The Companies Act, administered by the Accounting and Corporate Regulatory Authority (ACRA), applies to the judicial management and winding up of Singapore-incorporated companies. Companies that are incorporated in other jurisdictions are subject to the laws of those jurisdictions.
A trustee is normally appointed by the issuer to represent the bondholders. Trustees are expected to exercise reasonable care and skill in carrying out their duties.
The duties and obligations of trustees for any bond issue are provided for under the trust deed (between the issuer and trustee) and the law.
The trust deed also contains provisions for the protection of the rights and interests of bondholders, such as a limitation on the amount that the company may borrow, as well as the procedures for convening meetings to consider matters that affect bondholders’ rights or interests.
The trustee acts for the bondholders on the terms contained in the trust deed.

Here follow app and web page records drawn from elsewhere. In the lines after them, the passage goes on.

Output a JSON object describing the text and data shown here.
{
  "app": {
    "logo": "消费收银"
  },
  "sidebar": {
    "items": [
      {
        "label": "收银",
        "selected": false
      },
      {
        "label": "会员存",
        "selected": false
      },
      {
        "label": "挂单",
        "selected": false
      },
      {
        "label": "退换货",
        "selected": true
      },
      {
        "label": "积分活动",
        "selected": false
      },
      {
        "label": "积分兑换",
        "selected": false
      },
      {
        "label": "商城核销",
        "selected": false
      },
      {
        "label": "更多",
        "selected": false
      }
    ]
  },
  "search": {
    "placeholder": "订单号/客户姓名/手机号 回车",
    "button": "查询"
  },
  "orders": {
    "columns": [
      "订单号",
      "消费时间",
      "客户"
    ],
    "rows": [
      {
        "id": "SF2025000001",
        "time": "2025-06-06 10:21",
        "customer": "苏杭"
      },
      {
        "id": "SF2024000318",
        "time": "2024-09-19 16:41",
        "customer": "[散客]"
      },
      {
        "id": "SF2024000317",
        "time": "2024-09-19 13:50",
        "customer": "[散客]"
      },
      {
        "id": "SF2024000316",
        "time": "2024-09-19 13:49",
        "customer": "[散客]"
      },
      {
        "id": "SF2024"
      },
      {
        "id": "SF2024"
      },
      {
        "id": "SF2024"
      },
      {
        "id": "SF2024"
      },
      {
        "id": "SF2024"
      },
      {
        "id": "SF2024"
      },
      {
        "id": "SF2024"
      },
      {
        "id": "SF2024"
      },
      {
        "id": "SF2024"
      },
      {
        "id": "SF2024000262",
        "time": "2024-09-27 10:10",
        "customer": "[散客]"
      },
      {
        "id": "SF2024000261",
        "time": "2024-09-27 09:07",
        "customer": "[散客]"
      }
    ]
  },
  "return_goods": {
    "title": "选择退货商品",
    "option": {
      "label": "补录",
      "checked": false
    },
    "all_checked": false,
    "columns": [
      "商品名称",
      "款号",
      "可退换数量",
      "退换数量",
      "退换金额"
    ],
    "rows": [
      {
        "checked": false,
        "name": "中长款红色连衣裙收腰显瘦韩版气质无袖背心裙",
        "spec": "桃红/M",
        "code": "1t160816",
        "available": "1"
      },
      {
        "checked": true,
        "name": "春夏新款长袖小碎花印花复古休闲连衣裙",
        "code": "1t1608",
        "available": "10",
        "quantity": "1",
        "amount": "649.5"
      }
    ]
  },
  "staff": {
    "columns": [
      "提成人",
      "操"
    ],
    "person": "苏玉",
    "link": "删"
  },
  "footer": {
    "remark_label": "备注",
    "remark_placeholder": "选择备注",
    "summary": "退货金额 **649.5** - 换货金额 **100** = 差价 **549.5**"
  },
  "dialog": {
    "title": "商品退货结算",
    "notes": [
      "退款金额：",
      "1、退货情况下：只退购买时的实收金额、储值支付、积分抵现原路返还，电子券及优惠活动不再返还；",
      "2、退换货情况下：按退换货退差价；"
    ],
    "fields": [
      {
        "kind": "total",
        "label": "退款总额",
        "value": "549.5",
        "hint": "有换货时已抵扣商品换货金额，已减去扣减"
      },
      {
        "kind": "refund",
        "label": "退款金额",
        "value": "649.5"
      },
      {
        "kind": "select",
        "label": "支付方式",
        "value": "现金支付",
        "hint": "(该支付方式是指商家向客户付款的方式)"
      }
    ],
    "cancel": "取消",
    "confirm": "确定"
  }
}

Bondholders should read the terms and conditions of the trust deed provided in the offering document. The issuer is obliged to promptly inform the trustee when it is aware of any event of default or when any condition of the trust deed cannot be fulfilled.
Where the issuer is unable to meet its obligations under the bonds, bondholders could enforce their rights under the trust deed. Trust deeds often provide that bondholders who in aggregate hold a certain amount of the bonds (e.g. 25% of the principal amount of the bonds) can instruct the trustee to take action.
For instance, bondholders may request the trustee to give notice to the issuer that the bonds are immediately repayable following the occurrence of an event of default.
After the bonds become due and payable, bondholders may request the trustee to institute proceedings against the issuer - for example, to enforce the security (if the bonds are secured) or make a winding-up application.
Particularly where individual bondholder investments are relatively small, collective enforcement of the bondholders’ rights through the trustee allows bondholders to act as a cohesive group. It also serves as a safeguard against situations where individual bondholders, acting on irrational fears or in self-interest, may prematurely call on the repayment of debts against the issuer and cause overall greater losses for all bondholders.
In this regard, bondholders may sometimes choose to form an ad hoc committee and retain legal counsel, to consider the course of action and to communicate with the issuer and the trustee.
It is common for trust deeds to provide the trustees with the right to seek an indemnity and pre-funding from bondholders before taking the action requested by bondholders as the trustees may incur costs (e.g. legal expenses) and could be exposed to legal liability that may arise from taking such action.
Do note also that before a trustee acts on a request from bondholders, it would have to take steps to verify that the request comes from the beneficial owners of the bonds and that the value of the bonds held by the instructing bondholders meets the relevant threshold under the trust deed.
Where the bonds are held through custodians or nominee banks, the beneficial owners of the bonds should work with them to provide the necessary information and documents required by the trustee for verification. This process can take some time.